**WORK INSTRUCTION:** An exact copy of all the data below is needed.

# # # # #

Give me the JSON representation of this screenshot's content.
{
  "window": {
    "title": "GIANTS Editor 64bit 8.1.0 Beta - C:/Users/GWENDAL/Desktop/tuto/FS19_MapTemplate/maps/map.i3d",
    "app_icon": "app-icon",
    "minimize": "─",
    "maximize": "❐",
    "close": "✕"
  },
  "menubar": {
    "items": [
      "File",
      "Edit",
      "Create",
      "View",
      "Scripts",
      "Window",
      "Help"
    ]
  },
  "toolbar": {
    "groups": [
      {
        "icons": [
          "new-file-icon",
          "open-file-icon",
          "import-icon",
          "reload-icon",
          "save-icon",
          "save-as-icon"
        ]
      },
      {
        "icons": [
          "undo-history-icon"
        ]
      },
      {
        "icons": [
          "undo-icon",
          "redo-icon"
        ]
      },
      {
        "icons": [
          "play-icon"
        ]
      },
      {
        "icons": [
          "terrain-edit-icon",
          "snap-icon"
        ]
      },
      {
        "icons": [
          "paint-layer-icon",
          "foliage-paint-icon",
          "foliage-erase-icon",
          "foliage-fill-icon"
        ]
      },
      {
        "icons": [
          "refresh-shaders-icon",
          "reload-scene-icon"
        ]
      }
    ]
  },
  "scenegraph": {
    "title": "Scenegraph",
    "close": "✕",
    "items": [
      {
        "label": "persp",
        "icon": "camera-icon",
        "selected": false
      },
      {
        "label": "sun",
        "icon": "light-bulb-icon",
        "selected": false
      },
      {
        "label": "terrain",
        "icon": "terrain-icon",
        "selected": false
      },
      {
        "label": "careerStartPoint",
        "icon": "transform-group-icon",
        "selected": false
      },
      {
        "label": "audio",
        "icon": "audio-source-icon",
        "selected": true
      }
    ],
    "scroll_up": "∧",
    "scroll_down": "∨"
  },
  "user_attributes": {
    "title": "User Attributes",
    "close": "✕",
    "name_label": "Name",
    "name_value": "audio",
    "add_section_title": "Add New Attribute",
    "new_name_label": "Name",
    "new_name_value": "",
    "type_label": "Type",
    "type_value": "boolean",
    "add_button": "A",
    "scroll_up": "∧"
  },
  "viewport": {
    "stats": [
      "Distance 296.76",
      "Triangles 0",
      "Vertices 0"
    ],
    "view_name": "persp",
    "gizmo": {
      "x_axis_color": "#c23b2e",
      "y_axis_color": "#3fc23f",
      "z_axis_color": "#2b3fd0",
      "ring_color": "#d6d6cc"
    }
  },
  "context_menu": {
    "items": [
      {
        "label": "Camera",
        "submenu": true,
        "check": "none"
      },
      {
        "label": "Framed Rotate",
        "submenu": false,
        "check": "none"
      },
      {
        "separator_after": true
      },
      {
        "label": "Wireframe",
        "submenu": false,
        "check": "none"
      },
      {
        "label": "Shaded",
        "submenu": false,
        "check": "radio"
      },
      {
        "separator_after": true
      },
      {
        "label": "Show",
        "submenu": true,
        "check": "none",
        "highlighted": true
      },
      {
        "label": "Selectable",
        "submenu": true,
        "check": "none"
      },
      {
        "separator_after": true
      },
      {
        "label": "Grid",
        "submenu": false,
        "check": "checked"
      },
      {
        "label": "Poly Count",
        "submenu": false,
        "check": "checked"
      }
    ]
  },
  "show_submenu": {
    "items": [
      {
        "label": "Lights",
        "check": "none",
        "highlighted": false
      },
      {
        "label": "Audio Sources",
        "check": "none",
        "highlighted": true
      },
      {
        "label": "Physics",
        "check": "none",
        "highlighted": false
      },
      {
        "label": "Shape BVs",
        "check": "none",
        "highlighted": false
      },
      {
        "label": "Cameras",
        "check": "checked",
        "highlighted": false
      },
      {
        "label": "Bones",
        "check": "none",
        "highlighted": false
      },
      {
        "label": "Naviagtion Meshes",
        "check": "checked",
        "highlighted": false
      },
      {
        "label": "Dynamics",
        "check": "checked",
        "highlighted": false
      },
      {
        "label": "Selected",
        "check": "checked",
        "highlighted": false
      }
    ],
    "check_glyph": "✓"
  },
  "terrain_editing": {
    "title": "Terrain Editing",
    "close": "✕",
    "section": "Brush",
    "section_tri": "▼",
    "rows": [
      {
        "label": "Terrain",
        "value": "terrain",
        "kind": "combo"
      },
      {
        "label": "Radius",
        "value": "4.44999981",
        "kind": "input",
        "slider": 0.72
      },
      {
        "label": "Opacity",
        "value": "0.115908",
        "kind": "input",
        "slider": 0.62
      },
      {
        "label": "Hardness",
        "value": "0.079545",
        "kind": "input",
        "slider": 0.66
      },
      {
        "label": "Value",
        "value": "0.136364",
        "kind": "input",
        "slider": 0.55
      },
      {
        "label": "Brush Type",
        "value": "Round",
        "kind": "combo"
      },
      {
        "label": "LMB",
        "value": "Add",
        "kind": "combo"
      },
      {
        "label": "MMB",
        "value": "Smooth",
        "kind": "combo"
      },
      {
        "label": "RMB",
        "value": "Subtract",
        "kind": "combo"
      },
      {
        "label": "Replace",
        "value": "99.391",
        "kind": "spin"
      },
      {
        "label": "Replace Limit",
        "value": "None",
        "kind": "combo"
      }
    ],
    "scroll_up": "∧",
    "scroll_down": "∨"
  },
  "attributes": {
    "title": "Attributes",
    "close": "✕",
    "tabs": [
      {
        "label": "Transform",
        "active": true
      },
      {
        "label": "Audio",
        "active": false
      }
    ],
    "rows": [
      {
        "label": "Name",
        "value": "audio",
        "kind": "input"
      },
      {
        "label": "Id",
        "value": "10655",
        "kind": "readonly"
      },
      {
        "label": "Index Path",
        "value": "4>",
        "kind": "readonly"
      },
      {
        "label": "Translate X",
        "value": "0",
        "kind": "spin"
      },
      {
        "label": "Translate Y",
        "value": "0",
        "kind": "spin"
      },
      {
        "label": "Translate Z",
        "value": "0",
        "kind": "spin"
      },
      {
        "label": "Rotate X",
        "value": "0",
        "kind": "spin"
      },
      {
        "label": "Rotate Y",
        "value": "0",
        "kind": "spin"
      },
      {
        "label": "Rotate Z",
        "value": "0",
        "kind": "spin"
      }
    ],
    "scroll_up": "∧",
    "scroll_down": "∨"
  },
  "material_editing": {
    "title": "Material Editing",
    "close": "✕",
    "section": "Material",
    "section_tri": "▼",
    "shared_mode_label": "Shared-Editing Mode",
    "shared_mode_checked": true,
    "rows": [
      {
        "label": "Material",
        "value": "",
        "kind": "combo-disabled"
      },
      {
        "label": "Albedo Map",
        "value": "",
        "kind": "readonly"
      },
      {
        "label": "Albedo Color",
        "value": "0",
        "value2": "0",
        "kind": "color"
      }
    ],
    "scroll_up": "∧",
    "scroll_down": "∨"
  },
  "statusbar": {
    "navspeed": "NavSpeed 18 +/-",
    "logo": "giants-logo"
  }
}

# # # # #

**RESULT OF THE TASK:**
Give me the JSON representation of this screenshot's content.
{
  "window": {
    "title": "GIANTS Editor 64bit 8.1.0 Beta - C:/Users/GWENDAL/Desktop/tuto/FS19_MapTemplate/maps/map.i3d",
    "app_icon": "app-icon",
    "minimize": "─",
    "maximize": "❐",
    "close": "✕"
  },
  "menubar": {
    "items": [
      "File",
      "Edit",
      "Create",
      "View",
      "Scripts",
      "Window",
      "Help"
    ]
  },
  "toolbar": {
    "groups": [
      {
        "icons": [
          "new-file-icon",
          "open-file-icon",
          "import-icon",
          "reload-icon",
          "save-icon",
          "save-as-icon"
        ]
      },
      {
        "icons": [
          "undo-history-icon"
        ]
      },
      {
        "icons": [
          "undo-icon",
          "redo-icon"
        ]
      },
      {
        "icons": [
          "play-icon"
        ]
      },
      {
        "icons": [
          "terrain-edit-icon",
          "snap-icon"
        ]
      },
      {
        "icons": [
          "paint-layer-icon",
          "foliage-paint-icon",
          "foliage-erase-icon",
          "foliage-fill-icon"
        ]
      },
      {
        "icons": [
          "refresh-shaders-icon",
          "reload-scene-icon"
        ]
      }
    ]
  },
  "scenegraph": {
    "title": "Scenegraph",
    "close": "✕",
    "items": [
      {
        "label": "persp",
        "icon": "camera-icon",
        "selected": false
      },
      {
        "label": "sun",
        "icon": "light-bulb-icon",
        "selected": false
      },
      {
        "label": "terrain",
        "icon": "terrain-icon",
        "selected": false
      },
      {
        "label": "careerStartPoint",
        "icon": "transform-group-icon",
        "selected": false
      },
      {
        "label": "audio",
        "icon": "audio-source-icon",
        "selected": true
      }
    ],
    "scroll_up": "∧",
    "scroll_down": "∨"
  },
  "user_attributes": {
    "title": "User Attributes",
    "close": "✕",
    "name_label": "Name",
    "name_value": "audio",
    "add_section_title": "Add New Attribute",
    "new_name_label": "Name",
    "new_name_value": "",
    "type_label": "Type",
    "type_value": "boolean",
    "add_button": "A",
    "scroll_up": "∧"
  },
  "viewport": {
    "stats": [
      "Distance 296.76",
      "Triangles 0",
      "Vertices 0"
    ],
    "view_name": "persp",
    "gizmo": {
      "x_axis_color": "#c23b2e",
      "y_axis_color": "#3fc23f",
      "z_axis_color": "#2b3fd0",
      "ring_color": "#d6d6cc"
    }
  },
  "context_menu": {
    "items": [
      {
        "label": "Camera",
        "submenu": true,
        "check": "none"
      },
      {
        "label": "Framed Rotate",
        "submenu": false,
        "check": "none"
      },
      {
        "separator_after": true
      },
      {
        "label": "Wireframe",
        "submenu": false,
        "check": "none"
      },
      {
        "label": "Shaded",
        "submenu": false,
        "check": "radio"
      },
      {
        "separator_after": true
      },
      {
        "label": "Show",
        "submenu": true,
        "check": "none",
        "highlighted": true
      },
      {
        "label": "Selectable",
        "submenu": true,
        "check": "none"
      },
      {
        "separator_after": true
      },
      {
        "label": "Grid",
        "submenu": false,
        "check": "checked"
      },
      {
        "label": "Poly Count",
        "submenu": false,
        "check": "checked"
      }
    ]
  },
  "show_submenu": {
    "items": [
      {
        "label": "Lights",
        "check": "none",
        "highlighted": false
      },
      {
        "label": "Audio Sources",
        "check": "none",
        "highlighted": true
      },
      {
        "label": "Physics",
        "check": "none",
        "highlighted": false
      },
      {
        "label": "Shape BVs",
        "check": "none",
        "highlighted": false
      },
      {
        "label": "Cameras",
        "check": "checked",
        "highlighted": false
      },
      {
        "label": "Bones",
        "check": "none",
        "highlighted": false
      },
      {
        "label": "Naviagtion Meshes",
        "check": "checked",
        "highlighted": false
      },
      {
        "label": "Dynamics",
        "check": "checked",
        "highlighted": false
      },
      {
        "label": "Selected",
        "check": "checked",
        "highlighted": false
      }
    ],
    "check_glyph": "✓"
  },
  "terrain_editing": {
    "title": "Terrain Editing",
    "close": "✕",
    "section": "Brush",
    "section_tri": "▼",
    "rows": [
      {
        "label": "Terrain",
        "value": "terrain",
        "kind": "combo"
      },
      {
        "label": "Radius",
        "value": "4.44999981",
        "kind": "input",
        "slider": 0.72
      },
      {
        "label": "Opacity",
        "value": "0.115908",
        "kind": "input",
        "slider": 0.62
      },
      {
        "label": "Hardness",
        "value": "0.079545",
        "kind": "input",
        "slider": 0.66
      },
      {
        "label": "Value",
        "value": "0.136364",
        "kind": "input",
        "slider": 0.55
      },
      {
        "label": "Brush Type",
        "value": "Round",
        "kind": "combo"
      },
      {
        "label": "LMB",
        "value": "Add",
        "kind": "combo"
      },
      {
        "label": "MMB",
        "value": "Smooth",
        "kind": "combo"
      },
      {
        "label": "RMB",
        "value": "Subtract",
        "kind": "combo"
      },
      {
        "label": "Replace",
        "value": "99.391",
        "kind": "spin"
      },
      {
        "label": "Replace Limit",
        "value": "None",
        "kind": "combo"
      }
    ],
    "scroll_up": "∧",
    "scroll_down": "∨"
  },
  "attributes": {
    "title": "Attributes",
    "close": "✕",
    "tabs": [
      {
        "label": "Transform",
        "active": true
      },
      {
        "label": "Audio",
        "active": false
      }
    ],
    "rows": [
      {
        "label": "Name",
        "value": "audio",
        "kind": "input"
      },
      {
        "label": "Id",
        "value": "10655",
        "kind": "readonly"
      },
      {
        "label": "Index Path",
        "value": "4>",
        "kind": "readonly"
      },
      {
        "label": "Translate X",
        "value": "0",
        "kind": "spin"
      },
      {
        "label": "Translate Y",
        "value": "0",
        "kind": "spin"
      },
      {
        "label": "Translate Z",
        "value": "0",
        "kind": "spin"
      },
      {
        "label": "Rotate X",
        "value": "0",
        "kind": "spin"
      },
      {
        "label": "Rotate Y",
        "value": "0",
        "kind": "spin"
      },
      {
        "label": "Rotate Z",
        "value": "0",
        "kind": "spin"
      }
    ],
    "scroll_up": "∧",
    "scroll_down": "∨"
  },
  "material_editing": {
    "title": "Material Editing",
    "close": "✕",
    "section": "Material",
    "section_tri": "▼",
    "shared_mode_label": "Shared-Editing Mode",
    "shared_mode_checked": true,
    "rows": [
      {
        "label": "Material",
        "value": "",
        "kind": "combo-disabled"
      },
      {
        "label": "Albedo Map",
        "value": "",
        "kind": "readonly"
      },
      {
        "label": "Albedo Color",
        "value": "0",
        "value2": "0",
        "kind": "color"
      }
    ],
    "scroll_up": "∧",
    "scroll_down": "∨"
  },
  "statusbar": {
    "navspeed": "NavSpeed 18 +/-",
    "logo": "giants-logo"
  }
}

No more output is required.